About Cystic Fibrosis
Cystic Fibrosis (CF) is a genetic disease affecting approximately 30,000 children and adults in the United States.
CF causes the body to produce an abnormally thick, sticky mucus due to the faulty transport of sodium and chloride (salt) within cells lining organs such as the lungs and pancreas, to their outer surfaces. This abnormal mucus clogs the lungs and leads to life-threatening infections. The thick CF mucus also obstructs the pancreas, preventing enzymes from reaching the intestines to help break down and digest food.
CF has a variety of symptoms. The most common are: very salty-tasting skin; persistent coughing, wheezing or pneumonia; excessive appetite but poor weight gain; and bulky stools. The sweat test is the standard diagnostic test for cystic fibrosis. This simple, painless test measures the amount of salt in the sweat. A high level of salt indicates that a person has CF.
The treatment of CF depends upon the stage of the disease and which organs are involved. One means of treatment, chest physical therapy, requires vigorous percussion (by using cupped hands) on the back and chest to dislodge the thick mucus from the lungs. Antibiotics are also used to treat lung infections and are administered intravenously, via pills, and/or medicated vapors which are inhaled to open up clogged airways.

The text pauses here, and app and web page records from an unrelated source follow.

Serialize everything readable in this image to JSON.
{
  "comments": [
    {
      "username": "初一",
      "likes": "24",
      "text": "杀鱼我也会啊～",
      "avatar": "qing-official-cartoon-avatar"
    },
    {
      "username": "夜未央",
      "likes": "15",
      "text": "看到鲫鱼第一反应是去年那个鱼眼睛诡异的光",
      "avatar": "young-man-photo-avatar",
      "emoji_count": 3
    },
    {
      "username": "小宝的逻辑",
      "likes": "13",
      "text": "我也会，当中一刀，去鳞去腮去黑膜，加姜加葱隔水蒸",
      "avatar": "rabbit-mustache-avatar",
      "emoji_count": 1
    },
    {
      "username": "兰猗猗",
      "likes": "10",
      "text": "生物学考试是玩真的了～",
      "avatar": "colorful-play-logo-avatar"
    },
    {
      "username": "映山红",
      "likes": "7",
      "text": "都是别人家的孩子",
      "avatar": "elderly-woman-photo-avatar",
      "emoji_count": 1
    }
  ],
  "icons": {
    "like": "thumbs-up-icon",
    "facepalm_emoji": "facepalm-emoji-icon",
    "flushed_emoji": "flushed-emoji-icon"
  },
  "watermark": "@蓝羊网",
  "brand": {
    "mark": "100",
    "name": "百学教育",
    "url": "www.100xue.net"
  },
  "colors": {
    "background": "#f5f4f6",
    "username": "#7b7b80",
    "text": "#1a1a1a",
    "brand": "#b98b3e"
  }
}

When CF affects the digestive system, the body does not absorb enough nutrients. Therefore, people with CF may need to eat an enriched diet and take both replacement vitamins and enzymes.
CF occurs in approximately one of every 3,200 live Caucasian births (in one of every 3,900 live births of all Americans). There are about 1,000 new cases of CF diagnosed each year. Most individuals are diagnosed by the age of three; however, nearly 8 percent of all newly diagnosed cases are 18 or older. According to the CF Foundation's National Patient Registry, one half of all individuals with CF live to the age of 31; however, one half do not. One in 31 Americans (one in 28 Caucasians) more than 10 million people is an unknowing, symptom less carrier of the defective gene.
A individual must inherit a defective copy of the CF gene one from each parent to have cystic fibrosis. Each time two carriers conceive a child, there is a 25 percent chance that the child will have CF; a 50 percent chance that the child will be a carrier; and a 25 percent chance that the child will be a non-carrier.